I have found Dropbox and DocuSign to be life-savers. With Dropbox, I have access to all my documents, presentations and media/content on literally any device. DocuSign has really made my life easier as I sign and send a lot of documents to people all over the place, often times requiring several signatures. It is wonderful to be able to route a document to multiple people for review and signature without the hassle of printing, signing and faxing multiple times. Also, iTunes and Spotify are my music go-to’s.
What is the one book that you recommend our community should read and why?
I highly recommend, Howard Tullman’s Perspiration Principles series – the latest of which is, “Launching a Startup in the Digital Age: You Get What You Work For, Not What You Wish For.” Howard speaks from experience in a straight-forward way that is informative, easy to read and assimilate.
What people have influenced your thinking and might be of interest to others?
Phil McKinney, former CTO of Hewlett-Packard and current CEO at Cable Labs is a major influencer in my life. He writes, blogs and vlogs on how to harness the power of innovation to radically improve personal, career and business success on his Killer Innovations media platform. Phil is an award-winning innovator of technologies and products used by hundreds of millions of consumers and businesses worldwide. He has been credited with forming and leading multiple teams that Fast Company and Business Week have listed multiple times on their annual list of the “50 Most Innovative”. His recognition includes Vanity Fair naming him the “The Innovation Guru”, MSNBC and Fox Business calling him “The Gadget Guy” and the San Jose Mercury News dubbing him the “chief seer”. His work has been covered by hundreds of news, business, technology publications and broadcast organizations including Wired, New York Times, Wall Street Journal, Fox Business, Chicago Tribune, PBS All Things Considered, Fast Company, Inc., BusinessWeek, Vanity Fair, Rolling Stones, BBC, International Herald Tribune, USA Today and many others. He is one of the smartest guys I have ever had the pleasure of working with.
Phil McKinney —
Phil McKinney – Killer Innovations
radio show: killerinnovations.com
Books: Author of “Beyond the Obvious: Killer Questions That Spark Game-Changing Innovation”
Also, Howard Tullman is another great influencer. Howard is the CEO of 1871 in Chicago which includes 325 digital startups who are building their businesses every day. He is also the general managing partner of G2T3V and Chicago High Tech Investors, a member of Chicago mayor Rahm Emanuel’s Chicago NEXT Innovation Council and Illinois Governor Bruce Rauner’s Innovate Illinois Advisory Council. He is an advisor to many technology businesses and an adjunct professor at the Kellogg Graduate School of Management. A hugely successful serial entrepreneur, Howard has founded 12 companies, including Tribeca Flashpoint Media Arts Academy, CCC Information Services, Tunes.com, the Rolling Stone Network, Imagination Pilots, Experiencia and others.

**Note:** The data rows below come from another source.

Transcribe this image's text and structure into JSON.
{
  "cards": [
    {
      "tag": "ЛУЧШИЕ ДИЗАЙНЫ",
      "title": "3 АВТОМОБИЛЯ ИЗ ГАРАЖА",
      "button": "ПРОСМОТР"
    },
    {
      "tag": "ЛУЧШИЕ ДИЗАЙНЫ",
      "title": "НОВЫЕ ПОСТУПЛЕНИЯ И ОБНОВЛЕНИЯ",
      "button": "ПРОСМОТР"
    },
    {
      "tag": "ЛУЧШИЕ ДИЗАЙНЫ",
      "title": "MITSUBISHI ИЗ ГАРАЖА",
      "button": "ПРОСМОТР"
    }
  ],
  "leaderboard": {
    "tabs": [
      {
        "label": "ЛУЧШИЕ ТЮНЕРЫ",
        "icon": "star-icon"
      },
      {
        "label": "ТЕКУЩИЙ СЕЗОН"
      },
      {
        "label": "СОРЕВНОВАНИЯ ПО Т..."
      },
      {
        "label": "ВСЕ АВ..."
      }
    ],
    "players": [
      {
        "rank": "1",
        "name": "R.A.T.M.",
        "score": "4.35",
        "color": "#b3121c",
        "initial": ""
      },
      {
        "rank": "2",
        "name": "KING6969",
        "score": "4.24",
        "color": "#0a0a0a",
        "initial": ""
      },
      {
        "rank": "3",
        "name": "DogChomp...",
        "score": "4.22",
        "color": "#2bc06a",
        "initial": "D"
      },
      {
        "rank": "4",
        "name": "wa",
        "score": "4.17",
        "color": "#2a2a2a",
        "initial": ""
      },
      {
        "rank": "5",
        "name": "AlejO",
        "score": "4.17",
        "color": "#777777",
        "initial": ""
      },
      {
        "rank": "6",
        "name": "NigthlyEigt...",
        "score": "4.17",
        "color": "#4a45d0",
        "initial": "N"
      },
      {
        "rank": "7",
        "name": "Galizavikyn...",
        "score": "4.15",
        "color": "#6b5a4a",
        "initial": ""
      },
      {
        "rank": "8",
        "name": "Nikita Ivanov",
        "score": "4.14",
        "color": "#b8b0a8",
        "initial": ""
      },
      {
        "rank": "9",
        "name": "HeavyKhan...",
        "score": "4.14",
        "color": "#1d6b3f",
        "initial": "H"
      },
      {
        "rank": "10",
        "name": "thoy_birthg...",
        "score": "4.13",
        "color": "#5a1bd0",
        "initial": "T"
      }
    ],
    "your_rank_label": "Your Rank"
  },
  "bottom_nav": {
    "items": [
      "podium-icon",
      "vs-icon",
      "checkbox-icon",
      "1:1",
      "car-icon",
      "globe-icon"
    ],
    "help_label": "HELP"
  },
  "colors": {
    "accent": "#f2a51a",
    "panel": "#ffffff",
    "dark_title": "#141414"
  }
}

He has also been tapped for senior executive positions at established institutions such as Coin Inc., Worldwide Xceed and Kendall College where his expertise in turnarounds saved the school from going into bankruptcy in 2003.
Howard A. Tullman – LinkedIn
Howard Tullman – The Perspiration Principles INC. Magazine column
Howard Tullman – books on Amazon.com
Lastly, another influencer in my life is Bob Lefsetz – author of “The Lefsetz Letter.” “The Lefsetz Letter” has been publishing for over 25 years. First as a hard copy but most recently as an e-mail newsletter and now in blog form. While mainly offering observations and commentary on the music business, I often find Bob’s insights extremely pertinent in business in general and in media related business in particular.
“Famous for being beholden to no one and speaking the truth, Lefsetz addresses the issues that are at the core of the music business: downloading, copy protection, pricing and the music itself. His intense brilliance captivates readers from Steven Tyler to Rick Nielsen to Bryan Adams to Quincy Jones to EVERYBODY who’s in the music business. Never boring, always entertaining, Bob’s insights are fueled by his stint as an entertainment business attorney, majordomo of Sanctuary Music’s American division and consultancies to major labels.” –Rhino